- More than 20% of students reported exposure to alcohol-related content posted by peers and 7.5% reported having posted alcohol-related content themselves.
- Exposure to friends’ alcohol-related social media content was associated with more favorable impressions of alcohol one year later.
- More favorable impressions of alcohol were associated with higher rates of alcohol initiation and heavy drinking.
Comments: There has been enormous growth in adolescents’ use of social media in the past decade. Unlike face-to-face communication, messages posted on social media can be curated and controlled. In this regard, social media combines aspects of mass media (i.e., advertising) with more traditional peer interactions, both of which are known to influence teen alcohol use. Social media has the potential to amplify messages, and adolescents who see this content may be more likely to overestimate pro-drinking social norms. Strategies that present teens with actual data on drinking rates and attitudes may be an effective prevention mechanism.
Sharon Levy, MD, MPH
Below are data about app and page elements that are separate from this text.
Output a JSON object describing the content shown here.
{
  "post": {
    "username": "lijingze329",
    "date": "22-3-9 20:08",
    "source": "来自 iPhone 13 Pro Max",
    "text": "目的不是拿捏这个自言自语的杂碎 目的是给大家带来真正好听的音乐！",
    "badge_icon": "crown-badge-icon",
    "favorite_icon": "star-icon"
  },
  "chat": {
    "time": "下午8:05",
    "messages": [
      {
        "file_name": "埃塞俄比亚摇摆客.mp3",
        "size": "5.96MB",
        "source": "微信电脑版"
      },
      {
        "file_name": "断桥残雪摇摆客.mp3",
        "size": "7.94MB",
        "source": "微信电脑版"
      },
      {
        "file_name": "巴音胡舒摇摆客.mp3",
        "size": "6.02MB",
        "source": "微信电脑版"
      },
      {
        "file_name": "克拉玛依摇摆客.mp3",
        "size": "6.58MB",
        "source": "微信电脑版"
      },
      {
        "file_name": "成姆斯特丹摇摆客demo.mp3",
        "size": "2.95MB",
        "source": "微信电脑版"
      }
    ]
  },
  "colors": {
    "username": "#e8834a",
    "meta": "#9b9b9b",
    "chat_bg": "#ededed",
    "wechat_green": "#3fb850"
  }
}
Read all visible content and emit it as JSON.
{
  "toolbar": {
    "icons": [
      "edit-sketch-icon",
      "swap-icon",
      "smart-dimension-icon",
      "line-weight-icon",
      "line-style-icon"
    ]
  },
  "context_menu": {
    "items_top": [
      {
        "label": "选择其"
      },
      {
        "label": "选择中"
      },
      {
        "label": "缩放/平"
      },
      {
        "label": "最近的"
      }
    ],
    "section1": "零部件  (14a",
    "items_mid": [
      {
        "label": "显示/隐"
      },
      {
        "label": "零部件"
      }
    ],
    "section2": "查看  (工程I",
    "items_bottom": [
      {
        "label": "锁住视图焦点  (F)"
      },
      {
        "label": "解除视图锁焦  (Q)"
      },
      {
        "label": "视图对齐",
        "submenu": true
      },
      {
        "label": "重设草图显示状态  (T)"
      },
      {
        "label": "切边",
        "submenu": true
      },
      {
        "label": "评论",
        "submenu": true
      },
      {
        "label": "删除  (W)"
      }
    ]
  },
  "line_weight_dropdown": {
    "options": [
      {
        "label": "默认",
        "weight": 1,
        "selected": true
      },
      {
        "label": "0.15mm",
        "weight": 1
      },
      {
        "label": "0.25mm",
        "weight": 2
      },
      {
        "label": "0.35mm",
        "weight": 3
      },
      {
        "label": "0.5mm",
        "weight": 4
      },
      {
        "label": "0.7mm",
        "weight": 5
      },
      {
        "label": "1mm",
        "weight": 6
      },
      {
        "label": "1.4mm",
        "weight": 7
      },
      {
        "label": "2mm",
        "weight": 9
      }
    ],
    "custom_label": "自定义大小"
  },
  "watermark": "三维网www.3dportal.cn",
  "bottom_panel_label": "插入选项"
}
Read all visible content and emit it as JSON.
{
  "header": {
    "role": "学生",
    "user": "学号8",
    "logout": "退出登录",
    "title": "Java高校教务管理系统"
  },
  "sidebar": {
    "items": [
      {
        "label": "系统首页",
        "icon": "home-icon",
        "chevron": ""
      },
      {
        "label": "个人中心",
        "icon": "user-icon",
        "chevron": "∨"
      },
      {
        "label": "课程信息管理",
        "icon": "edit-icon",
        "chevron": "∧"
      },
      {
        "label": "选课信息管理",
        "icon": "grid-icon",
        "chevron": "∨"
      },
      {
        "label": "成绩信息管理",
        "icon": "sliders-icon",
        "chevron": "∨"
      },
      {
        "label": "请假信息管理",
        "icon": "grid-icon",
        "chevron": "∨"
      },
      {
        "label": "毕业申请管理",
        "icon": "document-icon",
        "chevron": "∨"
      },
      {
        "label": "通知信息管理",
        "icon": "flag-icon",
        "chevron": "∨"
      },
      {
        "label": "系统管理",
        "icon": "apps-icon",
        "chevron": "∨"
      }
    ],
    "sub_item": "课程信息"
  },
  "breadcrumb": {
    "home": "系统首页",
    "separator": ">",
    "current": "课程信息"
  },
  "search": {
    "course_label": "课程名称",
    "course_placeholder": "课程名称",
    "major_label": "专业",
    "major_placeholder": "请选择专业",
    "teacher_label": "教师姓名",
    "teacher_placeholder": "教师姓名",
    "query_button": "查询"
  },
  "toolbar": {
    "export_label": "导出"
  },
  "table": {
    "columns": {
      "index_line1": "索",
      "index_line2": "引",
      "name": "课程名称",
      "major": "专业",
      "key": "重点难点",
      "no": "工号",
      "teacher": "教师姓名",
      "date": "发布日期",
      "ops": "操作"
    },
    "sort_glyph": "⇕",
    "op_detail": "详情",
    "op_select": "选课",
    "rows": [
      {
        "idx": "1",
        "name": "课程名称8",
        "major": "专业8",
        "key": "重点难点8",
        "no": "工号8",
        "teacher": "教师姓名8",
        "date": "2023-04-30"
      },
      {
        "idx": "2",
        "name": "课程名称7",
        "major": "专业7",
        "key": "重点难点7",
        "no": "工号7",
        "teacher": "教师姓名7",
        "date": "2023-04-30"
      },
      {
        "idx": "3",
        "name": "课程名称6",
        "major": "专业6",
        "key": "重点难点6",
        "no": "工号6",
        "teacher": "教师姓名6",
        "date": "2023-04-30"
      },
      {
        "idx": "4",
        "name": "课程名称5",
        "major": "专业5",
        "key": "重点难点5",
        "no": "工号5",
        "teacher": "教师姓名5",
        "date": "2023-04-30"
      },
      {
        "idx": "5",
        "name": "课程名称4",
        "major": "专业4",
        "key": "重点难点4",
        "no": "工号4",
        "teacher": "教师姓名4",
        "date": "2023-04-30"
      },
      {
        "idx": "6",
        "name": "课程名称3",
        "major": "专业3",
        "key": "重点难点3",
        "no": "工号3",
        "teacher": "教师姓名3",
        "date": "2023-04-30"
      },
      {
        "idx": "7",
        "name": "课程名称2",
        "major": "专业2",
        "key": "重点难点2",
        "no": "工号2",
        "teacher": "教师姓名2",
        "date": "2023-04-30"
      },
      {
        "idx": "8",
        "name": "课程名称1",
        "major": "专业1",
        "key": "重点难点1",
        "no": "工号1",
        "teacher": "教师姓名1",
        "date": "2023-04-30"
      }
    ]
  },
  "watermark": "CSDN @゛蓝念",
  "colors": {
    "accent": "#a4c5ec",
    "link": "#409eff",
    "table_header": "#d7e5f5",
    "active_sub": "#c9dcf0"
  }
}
Reference: Nesi J, Rothenberg WA, Hussong AM, Jackson KM. Friends’ alcohol-related social networking site activity predicts escalations in adolescent drinking: mediation by peer norms. J Adolesc Health. 2017;60(6):641–647.